Q: We have a young, growing family, and I’d like to do everything I can during this formative period to encourage everyone in the house to develop healthy habits. Can you provide me with any helpful tips?
Jim: Great question! Intentionality is an important part of promoting good health. According to Focus on the Family’s Physicians Resource Council, the following list of questions can help you take a more proactive approach:
— What’s the quality of your fuel? When planning your family’s menu, think about the number of calories you’re consuming, the actual nutrients contained in the foods you eat and the importance of including sufficient amounts of fruits and vegetables in your diet.
— Are you watching your weight? If you or anyone else in your family is overweight, see your physician to develop a program of diet and exercise that will help you shed the extra pounds.
— Do you exercise regularly? You, your spouse and your children should be doing some kind of physical exercise at least five days a week.
— Do you ingest any harmful substances? Tobacco, heavy alcohol use, illegal drugs and excessive amounts of prescription medications all present serious threats to long-term health and quality of life.
— How is your emotional health? Take steps to ensure that your family’s life is kept on an even mental and emotional keel.
— How is your spiritual health? A strong personal faith can have a measurable impact on your physical health.
— Are you getting enough refreshing, restorative sleep? The amount and quality of the sleep we get is a vital component of good health.

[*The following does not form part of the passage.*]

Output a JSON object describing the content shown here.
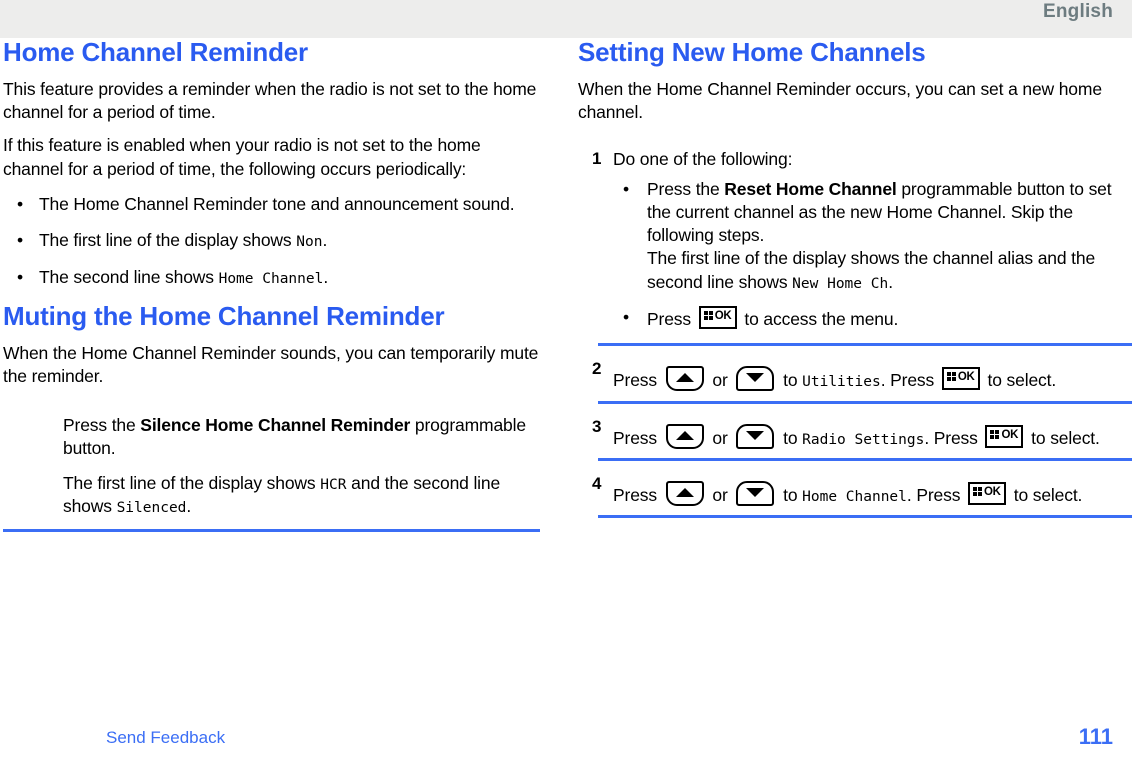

This is just a quick rundown of the essentials, of course, but if you put these suggestions into practice, you and your family will be on track to live a long and healthy life. I wish you all the best!
Q: When I drive my two kids (one teen, one preteen) to school, sports or music practice — just about anywhere — I’ve usually got the radio on, always to something positive. My kids say that my station choices are boring and my music is “lame.” As a result, just recently, they’ve both resorted to using earbuds and listening to music via their cellphones. At least we don’t argue anymore about what’s playing in my car. But I can’t say I’m really comfortable with this new arrangement. What say you?
Bob Waliszewski, Director, Plugged In: As an empty-nester, I want to remind you that while you’ll have many years down the road to listen to your favorite radio stations (mostly by yourself, I might add), you only have a few short years left with your children. So turn off the radio, insist that your kids unplug, and enjoy some old-fashioned conversation.
Meanwhile, it’s always a good idea to have family listening guidelines. First off, make sure your children know that only music that’s positive, inspiring, encouraging or, at the very least, “neutral” will be allowed. Nothing racy or risque. Nothing glorifying drugs or violence. Nothing hopelessly wallowing in gloom and pain. To facilitate that, make sure they understand the research linking troublesome music lyrics to negative attitudes and behaviors. (This is easy to Google.)
Next, be sure to listen to what they’re listening to. Check out the music they’ve downloaded and make sure it’s not pirated. If they utilize music apps such as Spotify or Pandora, take time to lend an ear to tunes from their various station picks.
Finally, talk to them about listening at an appropriate volume level. In fact, listen in at the levels they’ve set. What your children consider acceptable may actually be damaging their hearing — a disconcerting trend, even among teenagers.
Jim Daly is a husband and father, an author, and president of Focus on the Family and host of the Focus on the Family radio program. Catch up with him at www.jimdalyblog.com or at www.facebook.com/DalyFocus.